Concerning Dr. Farrer's most conspicuous success—the eight volumes of the Victoria History of Lancashire—Prof. Tait writes:—"Despite Farrer's remarkable powers of work and his ability to secure ample skilled assistance, the final stages of his intended History of Lancashire would probably have been protracted into the period of the Great War and the whole plan perhaps wrecked, had he not fortunately joined forces with the promoters of the Victoria History of the Counties of England. The burden of digesting the vast mass of his topographical collections was divided with an ideal co-editor, Mr. John Brownbill, and outside contributors were found for the general articles on the political and ecclesiastical history of the county, Farrer limiting himself to those on the 'Domesday Survey' and the 'Feudal Baronage' which are good examples of his thorough and accurate method. This happy solution reached, the great undertaking steadily progressed to completion at the rate of a volume a year between 1906 and 1914." Its merits were at once recognised by the local universities, Manchester conferring upon him the Degree of Doctor of Letters, and Liverpool placed him on its staff as Honorary Reader in Local History.

Dr. Farrer likewise took a great interest in the history of the neighbouring county and began preparations for his collection of Early Yorkshire Charters (1914-16); unfortunately the increasing cost of printing caused him to suspend publication, much to the regret of students of mediaeval history. His Itinerary of Henry I, published in 1920, was the result of his study of these charters; finding it difficult to date some of them he collected all he could of that reign and by analysis was able to arrange them in a fairly chronological order. Mention ought also to be made of his contribution to the Victoria History of Yorkshire; his Domesday Book section is a laborious and well finished piece of work.

Feudal Cambridgeshire, issued in 1920, showed that his studies had passed from purely local antiquities. The success of this work, following upon his Yorkshire studies impressed upon him that after all the fiefs, however important, were only fragments of great honors which extended into many other counties. Hence he was encouraged to attempt a general feodary of England. In his Honors and Knights' Fees each barony or fee is taken by itself, and the estates of the baron and his knightly tenants are traced through the very obscure period extending from the Conquest to the time of Edward I. Two volumes of this valuable work have appeared and a third is in the press.

Dr. Farrer also defrayed the cost of transcribing for the Chetham Society the second volume of the Coucher Book of Furness Abbey, and the first volume of Lancaster Quarter Sessions Records.

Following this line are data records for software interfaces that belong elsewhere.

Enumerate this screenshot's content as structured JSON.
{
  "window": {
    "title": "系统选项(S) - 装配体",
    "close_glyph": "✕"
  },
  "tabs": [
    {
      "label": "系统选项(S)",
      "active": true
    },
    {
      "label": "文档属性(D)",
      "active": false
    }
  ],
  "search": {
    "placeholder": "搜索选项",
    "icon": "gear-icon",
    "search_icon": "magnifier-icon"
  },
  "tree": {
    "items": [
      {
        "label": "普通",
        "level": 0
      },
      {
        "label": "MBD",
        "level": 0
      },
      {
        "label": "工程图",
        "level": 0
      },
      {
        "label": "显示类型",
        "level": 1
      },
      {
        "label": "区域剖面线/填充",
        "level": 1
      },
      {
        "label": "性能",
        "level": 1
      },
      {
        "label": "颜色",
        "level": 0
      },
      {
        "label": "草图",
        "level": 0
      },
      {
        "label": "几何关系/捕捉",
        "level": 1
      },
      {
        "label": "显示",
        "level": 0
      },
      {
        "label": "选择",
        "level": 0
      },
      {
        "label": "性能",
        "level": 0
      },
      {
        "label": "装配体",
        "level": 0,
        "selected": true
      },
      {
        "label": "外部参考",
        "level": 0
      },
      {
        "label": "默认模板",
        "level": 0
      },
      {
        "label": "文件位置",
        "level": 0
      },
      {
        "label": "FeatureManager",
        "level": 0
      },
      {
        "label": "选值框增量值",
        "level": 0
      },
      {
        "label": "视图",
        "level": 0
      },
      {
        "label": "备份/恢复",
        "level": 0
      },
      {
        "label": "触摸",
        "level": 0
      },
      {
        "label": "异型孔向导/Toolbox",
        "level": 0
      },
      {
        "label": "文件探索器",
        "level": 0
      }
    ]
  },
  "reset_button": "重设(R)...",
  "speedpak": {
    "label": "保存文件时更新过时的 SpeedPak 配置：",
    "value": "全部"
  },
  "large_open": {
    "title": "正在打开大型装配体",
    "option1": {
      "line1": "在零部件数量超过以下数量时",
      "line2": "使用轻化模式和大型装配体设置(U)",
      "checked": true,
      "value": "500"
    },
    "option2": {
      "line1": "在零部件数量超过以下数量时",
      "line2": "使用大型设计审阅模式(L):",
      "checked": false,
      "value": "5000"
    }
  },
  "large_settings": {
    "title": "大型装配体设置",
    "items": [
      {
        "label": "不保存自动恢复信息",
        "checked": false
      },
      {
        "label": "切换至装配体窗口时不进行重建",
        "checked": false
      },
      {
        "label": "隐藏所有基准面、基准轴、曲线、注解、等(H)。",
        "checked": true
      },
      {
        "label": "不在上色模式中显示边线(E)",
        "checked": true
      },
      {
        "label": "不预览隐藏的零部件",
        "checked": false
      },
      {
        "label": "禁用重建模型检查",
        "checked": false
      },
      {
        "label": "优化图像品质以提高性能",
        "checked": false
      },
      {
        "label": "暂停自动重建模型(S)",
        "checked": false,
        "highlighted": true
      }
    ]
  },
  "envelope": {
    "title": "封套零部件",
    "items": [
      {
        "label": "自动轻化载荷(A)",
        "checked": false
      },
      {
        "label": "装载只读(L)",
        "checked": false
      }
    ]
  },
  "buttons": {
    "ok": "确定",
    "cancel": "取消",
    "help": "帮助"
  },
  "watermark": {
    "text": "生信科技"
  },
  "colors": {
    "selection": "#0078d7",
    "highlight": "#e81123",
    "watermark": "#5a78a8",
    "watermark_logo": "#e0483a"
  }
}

These Records of Kendale will reveal the indefatigable nature of his work. They are the result of an accumulated mass of notes, jotted down on scraps of paper at odd times whenever a Westmorland note came before him, but with the source of the information carefully appended in almost every case. Indeed all that he wrote is distinguished by scholarly thoroughness so that any mistakes found herein are due to the present editor who has had the work of sorting out the material, arranging the items into parishes, compiling them in chronological order and passing them through the press.

The tale of an output, which few scholars self trained and working remote from public libraries can have surpassed, will not be complete without reference to the innumerable articles contributed to the various Antiquarian Society Transactions or to his financial assistance to the Pipe Roll and other Record-printing Societies.

In 1920 Dr. Farrer came to reside in Westmorland, building on to Whitbarrow Lodge a magnificent library, which contains a collection of books and manuscript records that were always placed at the disposal of historical students, to whom also he was ever ready with encouragement.